[[ INPUT FOR THIS TASK open ]]

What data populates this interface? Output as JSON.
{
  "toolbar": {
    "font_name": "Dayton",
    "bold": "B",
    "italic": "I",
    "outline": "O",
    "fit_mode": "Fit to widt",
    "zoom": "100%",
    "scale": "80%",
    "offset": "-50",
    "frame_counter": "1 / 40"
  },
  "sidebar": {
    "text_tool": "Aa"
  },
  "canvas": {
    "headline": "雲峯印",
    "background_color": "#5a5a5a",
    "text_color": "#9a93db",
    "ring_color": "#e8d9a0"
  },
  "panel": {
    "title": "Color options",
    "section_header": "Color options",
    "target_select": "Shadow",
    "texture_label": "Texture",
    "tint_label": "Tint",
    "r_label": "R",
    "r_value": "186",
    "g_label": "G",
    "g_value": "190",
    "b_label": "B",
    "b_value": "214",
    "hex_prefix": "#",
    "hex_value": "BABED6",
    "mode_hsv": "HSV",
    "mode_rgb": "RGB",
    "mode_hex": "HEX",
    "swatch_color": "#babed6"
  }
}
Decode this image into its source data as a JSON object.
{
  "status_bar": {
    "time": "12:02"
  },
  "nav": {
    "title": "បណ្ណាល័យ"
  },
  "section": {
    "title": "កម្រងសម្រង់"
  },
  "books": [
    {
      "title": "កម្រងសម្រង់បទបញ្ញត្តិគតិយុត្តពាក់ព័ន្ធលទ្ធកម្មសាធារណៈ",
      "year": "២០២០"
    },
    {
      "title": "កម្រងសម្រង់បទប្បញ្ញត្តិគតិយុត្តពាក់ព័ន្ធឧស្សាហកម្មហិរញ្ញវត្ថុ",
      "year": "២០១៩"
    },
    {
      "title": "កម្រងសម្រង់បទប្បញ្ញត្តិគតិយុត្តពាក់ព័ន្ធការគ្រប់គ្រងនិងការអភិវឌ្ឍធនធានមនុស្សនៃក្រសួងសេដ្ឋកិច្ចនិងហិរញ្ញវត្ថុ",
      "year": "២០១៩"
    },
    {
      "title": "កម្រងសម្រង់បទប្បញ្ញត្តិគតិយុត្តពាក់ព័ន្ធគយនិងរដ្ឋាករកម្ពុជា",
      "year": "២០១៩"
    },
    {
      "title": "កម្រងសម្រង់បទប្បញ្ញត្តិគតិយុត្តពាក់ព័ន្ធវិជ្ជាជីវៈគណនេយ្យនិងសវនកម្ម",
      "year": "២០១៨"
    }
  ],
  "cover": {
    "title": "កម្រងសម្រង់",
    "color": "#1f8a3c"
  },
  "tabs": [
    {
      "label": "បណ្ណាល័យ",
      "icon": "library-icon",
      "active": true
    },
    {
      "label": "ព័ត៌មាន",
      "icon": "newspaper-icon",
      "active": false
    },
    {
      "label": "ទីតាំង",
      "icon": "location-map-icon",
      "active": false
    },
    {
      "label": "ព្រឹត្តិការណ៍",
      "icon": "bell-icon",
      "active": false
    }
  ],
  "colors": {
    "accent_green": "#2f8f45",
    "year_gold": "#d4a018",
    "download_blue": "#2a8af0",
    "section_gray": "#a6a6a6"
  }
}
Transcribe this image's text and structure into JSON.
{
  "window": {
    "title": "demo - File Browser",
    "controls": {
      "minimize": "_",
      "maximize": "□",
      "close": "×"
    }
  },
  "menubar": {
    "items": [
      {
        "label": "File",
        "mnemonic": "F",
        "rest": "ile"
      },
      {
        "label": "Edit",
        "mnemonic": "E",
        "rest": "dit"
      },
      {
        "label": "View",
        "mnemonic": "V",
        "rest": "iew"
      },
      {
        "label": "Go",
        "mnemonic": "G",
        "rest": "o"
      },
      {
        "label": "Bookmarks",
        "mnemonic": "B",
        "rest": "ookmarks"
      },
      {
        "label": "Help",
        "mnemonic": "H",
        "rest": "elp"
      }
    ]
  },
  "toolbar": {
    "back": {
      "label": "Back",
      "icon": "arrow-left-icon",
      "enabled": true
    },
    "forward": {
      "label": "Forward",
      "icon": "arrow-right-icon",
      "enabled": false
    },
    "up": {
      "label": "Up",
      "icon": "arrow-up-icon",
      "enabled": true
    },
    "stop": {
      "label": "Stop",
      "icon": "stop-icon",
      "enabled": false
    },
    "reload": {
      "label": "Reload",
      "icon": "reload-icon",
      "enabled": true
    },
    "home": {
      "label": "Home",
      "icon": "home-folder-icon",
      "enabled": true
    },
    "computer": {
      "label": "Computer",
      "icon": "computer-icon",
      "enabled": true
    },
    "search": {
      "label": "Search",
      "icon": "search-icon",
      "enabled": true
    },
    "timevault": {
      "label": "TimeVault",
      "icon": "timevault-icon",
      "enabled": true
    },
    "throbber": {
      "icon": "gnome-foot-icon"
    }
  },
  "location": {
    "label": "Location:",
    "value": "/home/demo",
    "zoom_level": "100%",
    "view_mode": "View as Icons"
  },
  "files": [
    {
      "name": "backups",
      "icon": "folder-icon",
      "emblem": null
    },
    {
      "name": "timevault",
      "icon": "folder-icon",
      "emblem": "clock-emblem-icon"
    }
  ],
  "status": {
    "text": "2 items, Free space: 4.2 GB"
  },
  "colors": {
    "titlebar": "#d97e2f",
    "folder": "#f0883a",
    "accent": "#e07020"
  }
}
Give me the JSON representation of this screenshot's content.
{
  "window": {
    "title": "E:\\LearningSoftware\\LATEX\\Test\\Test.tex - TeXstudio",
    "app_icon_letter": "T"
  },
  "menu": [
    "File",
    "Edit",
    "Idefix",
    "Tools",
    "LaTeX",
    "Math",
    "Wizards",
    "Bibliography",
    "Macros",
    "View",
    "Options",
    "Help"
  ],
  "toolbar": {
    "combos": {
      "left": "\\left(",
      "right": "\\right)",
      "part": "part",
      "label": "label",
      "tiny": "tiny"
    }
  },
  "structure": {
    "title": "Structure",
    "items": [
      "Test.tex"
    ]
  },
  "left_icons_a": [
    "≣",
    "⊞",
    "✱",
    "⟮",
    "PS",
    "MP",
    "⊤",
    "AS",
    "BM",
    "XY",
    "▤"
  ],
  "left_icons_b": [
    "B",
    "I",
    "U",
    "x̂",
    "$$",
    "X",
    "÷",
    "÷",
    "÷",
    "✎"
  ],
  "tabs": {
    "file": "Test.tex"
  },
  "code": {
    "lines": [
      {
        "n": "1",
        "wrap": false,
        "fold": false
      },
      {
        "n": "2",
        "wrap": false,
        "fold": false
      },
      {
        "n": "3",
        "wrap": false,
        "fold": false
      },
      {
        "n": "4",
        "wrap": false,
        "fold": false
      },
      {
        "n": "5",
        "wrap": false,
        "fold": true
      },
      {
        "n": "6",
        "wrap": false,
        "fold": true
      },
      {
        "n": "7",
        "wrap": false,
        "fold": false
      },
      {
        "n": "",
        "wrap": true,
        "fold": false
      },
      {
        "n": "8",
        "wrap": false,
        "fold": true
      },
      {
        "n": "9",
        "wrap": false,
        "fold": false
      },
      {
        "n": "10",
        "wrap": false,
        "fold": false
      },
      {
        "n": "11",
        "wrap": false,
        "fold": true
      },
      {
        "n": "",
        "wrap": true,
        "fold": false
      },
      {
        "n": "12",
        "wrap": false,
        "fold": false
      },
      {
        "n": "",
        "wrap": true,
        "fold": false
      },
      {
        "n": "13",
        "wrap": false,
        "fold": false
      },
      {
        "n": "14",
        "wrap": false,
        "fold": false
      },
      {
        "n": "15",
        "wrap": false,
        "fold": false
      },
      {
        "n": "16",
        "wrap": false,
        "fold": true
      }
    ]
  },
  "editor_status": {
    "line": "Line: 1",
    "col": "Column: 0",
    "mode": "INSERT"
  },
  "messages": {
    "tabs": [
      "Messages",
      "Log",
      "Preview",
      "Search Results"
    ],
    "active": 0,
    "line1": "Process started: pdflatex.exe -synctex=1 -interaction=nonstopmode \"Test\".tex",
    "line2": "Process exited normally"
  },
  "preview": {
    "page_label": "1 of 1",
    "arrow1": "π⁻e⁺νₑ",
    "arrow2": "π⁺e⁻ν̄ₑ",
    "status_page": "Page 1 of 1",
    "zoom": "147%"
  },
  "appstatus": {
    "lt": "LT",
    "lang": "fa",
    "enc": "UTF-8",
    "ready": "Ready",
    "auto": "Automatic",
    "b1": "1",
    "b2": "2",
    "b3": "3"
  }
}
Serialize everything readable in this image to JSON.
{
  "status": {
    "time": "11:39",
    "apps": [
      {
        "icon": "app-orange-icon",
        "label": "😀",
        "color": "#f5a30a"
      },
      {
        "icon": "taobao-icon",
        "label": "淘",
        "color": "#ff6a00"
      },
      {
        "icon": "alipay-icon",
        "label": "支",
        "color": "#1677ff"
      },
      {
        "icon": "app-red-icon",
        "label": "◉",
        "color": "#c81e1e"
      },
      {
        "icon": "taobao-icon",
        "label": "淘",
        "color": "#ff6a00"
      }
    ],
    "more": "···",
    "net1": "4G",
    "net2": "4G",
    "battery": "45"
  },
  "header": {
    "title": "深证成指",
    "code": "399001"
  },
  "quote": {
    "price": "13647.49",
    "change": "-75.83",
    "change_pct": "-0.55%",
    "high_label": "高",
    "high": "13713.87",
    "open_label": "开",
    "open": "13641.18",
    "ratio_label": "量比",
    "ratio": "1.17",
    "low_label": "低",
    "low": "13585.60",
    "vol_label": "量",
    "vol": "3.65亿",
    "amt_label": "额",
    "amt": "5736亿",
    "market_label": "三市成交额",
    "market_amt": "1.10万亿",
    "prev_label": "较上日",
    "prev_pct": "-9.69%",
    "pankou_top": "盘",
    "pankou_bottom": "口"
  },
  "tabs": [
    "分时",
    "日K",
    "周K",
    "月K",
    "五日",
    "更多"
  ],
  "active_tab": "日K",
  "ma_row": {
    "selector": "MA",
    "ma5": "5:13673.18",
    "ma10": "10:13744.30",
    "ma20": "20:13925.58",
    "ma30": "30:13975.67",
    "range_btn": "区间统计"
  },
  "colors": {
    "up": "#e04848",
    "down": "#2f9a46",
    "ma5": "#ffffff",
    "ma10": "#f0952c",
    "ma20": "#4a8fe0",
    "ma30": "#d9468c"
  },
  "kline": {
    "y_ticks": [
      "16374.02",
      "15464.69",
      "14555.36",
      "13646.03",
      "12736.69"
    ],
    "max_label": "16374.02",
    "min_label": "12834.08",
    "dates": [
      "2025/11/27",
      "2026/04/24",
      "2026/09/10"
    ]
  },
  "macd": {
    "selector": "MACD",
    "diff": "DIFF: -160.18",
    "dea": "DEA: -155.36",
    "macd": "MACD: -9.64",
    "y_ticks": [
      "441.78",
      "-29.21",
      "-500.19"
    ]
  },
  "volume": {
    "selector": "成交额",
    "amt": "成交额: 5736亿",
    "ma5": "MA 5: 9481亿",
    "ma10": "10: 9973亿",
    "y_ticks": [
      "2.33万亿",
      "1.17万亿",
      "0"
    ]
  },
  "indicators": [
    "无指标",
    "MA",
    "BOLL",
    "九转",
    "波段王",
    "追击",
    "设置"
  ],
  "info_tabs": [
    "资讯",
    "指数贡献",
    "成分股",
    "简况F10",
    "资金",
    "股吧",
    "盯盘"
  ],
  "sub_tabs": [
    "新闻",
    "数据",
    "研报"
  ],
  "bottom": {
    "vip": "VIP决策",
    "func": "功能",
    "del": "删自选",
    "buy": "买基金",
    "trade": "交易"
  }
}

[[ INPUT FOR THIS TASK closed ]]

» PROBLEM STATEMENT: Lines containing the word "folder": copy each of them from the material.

» TASK ANSWER:
      "icon": "home-folder-icon",
      "icon": "folder-icon",
      "icon": "folder-icon",
    "folder": "#f0883a",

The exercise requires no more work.